*Exercise:* Filter task. Return each line of the material that holds the string "Honey".

*Record excerpts:*
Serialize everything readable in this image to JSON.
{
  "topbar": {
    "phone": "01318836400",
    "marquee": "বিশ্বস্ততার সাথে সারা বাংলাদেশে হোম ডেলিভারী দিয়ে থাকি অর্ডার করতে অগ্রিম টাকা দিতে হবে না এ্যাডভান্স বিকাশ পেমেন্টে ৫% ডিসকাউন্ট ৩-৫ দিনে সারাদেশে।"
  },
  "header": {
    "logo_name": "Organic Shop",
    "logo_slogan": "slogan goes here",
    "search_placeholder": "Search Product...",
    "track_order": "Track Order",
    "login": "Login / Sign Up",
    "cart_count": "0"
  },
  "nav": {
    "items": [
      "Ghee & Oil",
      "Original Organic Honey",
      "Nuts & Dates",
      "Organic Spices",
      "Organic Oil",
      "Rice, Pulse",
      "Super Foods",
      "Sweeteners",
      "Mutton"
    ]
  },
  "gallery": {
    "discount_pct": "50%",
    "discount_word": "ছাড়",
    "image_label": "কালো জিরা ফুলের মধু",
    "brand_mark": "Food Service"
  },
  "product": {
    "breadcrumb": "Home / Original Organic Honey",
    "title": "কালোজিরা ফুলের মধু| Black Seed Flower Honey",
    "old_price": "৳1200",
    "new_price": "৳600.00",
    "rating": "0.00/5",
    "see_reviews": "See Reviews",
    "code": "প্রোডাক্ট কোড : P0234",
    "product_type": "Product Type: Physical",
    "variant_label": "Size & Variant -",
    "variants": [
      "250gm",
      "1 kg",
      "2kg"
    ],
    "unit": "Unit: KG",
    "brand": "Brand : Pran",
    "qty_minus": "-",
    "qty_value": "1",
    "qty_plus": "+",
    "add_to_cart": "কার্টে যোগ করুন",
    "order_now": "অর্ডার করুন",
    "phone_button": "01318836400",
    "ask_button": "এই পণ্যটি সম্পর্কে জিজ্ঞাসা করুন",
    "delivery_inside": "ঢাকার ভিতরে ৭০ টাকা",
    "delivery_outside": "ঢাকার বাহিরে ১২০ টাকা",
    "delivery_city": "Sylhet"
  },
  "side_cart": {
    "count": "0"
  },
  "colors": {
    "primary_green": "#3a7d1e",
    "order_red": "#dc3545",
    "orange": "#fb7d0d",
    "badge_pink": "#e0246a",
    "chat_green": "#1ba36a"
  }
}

*The completed task:*
      "Original Organic Honey",
    "breadcrumb": "Home / Original Organic Honey",
    "title": "কালোজিরা ফুলের মধু| Black Seed Flower Honey",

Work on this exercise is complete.